  2. How could changing the index of refraction of glass be beneficial?
    • (Variety of correct answers) Glasses used in fiber optics require low refractive indices in order to maintain the total internal reflection condition within the core for long distances.
  3. What is a 'phonon' and why would these not have the same electron-scattering effects in metallic glass?
    • A 'phonon' is a collective organized vibration or excitation of atoms in a periodic lattice. A glass, by definition, lacks an organized lattice or crystal structure and thus any phonon formation would be unlikely and small, unable to scatter electrons reliably. 


  1. Hummel, Rolf E. (2011) Electronic Properties of Materials. Springer 
  2. Donald R. Uhlmann, Norbert J. Kreidl, ed. (1991). Optical properties of glass.
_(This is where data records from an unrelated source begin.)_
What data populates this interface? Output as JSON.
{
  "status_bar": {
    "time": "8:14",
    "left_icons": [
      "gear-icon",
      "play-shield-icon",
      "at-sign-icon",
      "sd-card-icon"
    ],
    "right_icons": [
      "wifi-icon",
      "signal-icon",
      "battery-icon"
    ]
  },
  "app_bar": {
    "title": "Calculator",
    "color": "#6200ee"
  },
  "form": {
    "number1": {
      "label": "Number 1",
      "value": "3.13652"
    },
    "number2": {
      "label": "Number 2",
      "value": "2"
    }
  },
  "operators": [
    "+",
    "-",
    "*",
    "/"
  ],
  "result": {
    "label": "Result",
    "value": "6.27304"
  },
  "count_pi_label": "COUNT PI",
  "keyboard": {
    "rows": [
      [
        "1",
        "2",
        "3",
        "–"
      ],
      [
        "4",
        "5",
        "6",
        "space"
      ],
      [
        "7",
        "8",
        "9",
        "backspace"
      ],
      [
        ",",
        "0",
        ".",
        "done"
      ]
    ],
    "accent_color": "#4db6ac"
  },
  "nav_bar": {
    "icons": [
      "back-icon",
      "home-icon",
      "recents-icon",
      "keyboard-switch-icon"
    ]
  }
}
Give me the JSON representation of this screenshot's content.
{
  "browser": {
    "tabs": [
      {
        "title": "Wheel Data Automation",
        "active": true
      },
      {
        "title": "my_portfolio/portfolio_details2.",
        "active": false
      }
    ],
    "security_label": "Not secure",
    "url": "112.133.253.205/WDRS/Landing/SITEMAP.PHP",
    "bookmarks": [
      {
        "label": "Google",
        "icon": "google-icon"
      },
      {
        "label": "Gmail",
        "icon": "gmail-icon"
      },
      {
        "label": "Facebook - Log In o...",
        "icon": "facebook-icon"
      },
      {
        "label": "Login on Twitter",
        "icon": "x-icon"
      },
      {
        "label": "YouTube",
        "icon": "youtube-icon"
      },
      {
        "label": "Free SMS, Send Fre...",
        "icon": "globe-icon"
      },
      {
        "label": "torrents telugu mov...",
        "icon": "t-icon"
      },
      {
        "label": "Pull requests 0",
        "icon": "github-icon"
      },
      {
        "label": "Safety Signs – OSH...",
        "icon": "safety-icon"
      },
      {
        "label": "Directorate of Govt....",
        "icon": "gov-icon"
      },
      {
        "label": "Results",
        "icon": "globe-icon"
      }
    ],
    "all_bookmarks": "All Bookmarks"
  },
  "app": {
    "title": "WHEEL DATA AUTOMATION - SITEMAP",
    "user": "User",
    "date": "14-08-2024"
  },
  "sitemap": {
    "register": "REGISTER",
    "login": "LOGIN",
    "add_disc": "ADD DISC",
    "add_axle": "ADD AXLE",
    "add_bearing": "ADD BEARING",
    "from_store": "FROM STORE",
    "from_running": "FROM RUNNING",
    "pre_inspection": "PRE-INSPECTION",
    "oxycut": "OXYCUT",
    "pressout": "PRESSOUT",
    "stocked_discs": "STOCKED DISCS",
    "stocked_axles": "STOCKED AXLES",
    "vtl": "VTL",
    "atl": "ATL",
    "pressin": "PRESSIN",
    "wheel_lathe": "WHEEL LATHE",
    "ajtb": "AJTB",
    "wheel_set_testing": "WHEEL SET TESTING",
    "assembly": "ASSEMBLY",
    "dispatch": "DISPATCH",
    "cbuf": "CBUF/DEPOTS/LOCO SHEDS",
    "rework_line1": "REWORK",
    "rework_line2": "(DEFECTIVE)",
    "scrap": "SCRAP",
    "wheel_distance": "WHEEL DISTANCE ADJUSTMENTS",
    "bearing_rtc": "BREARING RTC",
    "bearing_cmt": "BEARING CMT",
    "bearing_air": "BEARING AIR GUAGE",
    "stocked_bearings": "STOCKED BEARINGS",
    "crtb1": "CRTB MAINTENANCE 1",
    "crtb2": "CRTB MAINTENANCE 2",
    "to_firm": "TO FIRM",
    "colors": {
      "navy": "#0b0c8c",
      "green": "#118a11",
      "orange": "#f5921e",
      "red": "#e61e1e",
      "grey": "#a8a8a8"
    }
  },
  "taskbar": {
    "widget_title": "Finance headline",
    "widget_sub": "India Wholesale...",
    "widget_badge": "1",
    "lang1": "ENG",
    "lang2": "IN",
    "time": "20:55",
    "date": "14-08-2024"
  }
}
Westerville, OH: American Ceramic Society. 
  3. Refractive index and related constants – Poly(methyl methacrylate) (PMMA, Acrylic glass). Retrieved on 2014-10-27.
  4. R. W. Cahn, Physical Metallurgy, Third edition, Elsevier Science Publishers B.V., 1983
  5. Paul C. Nordine, J. K. Richard Weber, and Johan G. Abadie (2000), "Properties of high-temperature melts using levitation", Pure and Applied Chemistry 72 (11): 2127–2136
  6. Bennett, T.; Poulikakos D. (1993). "Splat-quench solidification: estimating the maximum spread of a droplet impacting a solid surface". Journal of Materials Science 28 (4): 2025–2039
  7. David Griffiths (1999) [1981]. "7. Electrodynamics". In Alison Reeves. Introduction to Electrodynamics (3rd ed.). Upper Saddle River, New Jersey: Prentice Hall. p. 286
  8. Russell, Alan and Lee, Kok Loong (2005). Structure-Property Relations in Nonferrous Metals. John Wiley & Sons. p. 92.
  9. W. M. G. Z. D. Korn, "Temperature dependence of the electrical resistivity in amorphous metals," Zeitschrift für Physik, vol. 260, no. 5, pp. 351-360, 1973.
  10. James F. Shackelford, Robert H. Doremus (2008). Ceramic and Glass Materials: Structure, Properties and Processing. Springer. 
  11. SCHOTT North America, Inc., "Infrared Chalcogenide Glasses," SCHOTT, 2014. [Online]. Available: [Accessed 13 December 2014].
  12. Roya, R and Majumdara, A.K. (1981). "Thermomagnetic and transport properties of metglas 2605 SC and 2605". Journal of Magnetism and Magnetic Materials 25: 83–89.
  13. Corning Incorporated, "Thermal Properties of Corning Glasses," Corning, 3 January 2013. [Online]. Available: [Accessed 14 December 2014].
  14. Corning Incorporated, "Ultra Low Expansion Glass," Corning, 16 August 2006. [Online]. Available: [Accessed 14 Decemeber 2014].
  15. M. N. Ľ. L. Oldřich Zmeškal, "THERMAL CONDUCTIVITY OF GLASS WOOL FIBER," Institute of Physical and Applied Chemistry, Faculty of Chemistry, Brno University of Technology, Brno, Czech Republic. [Online]. Available: [Accessed 14 Decemeber 2014].


  • Joseph Wood, Undergraduate Chemical Engineering & Materials Science; University of California, Davis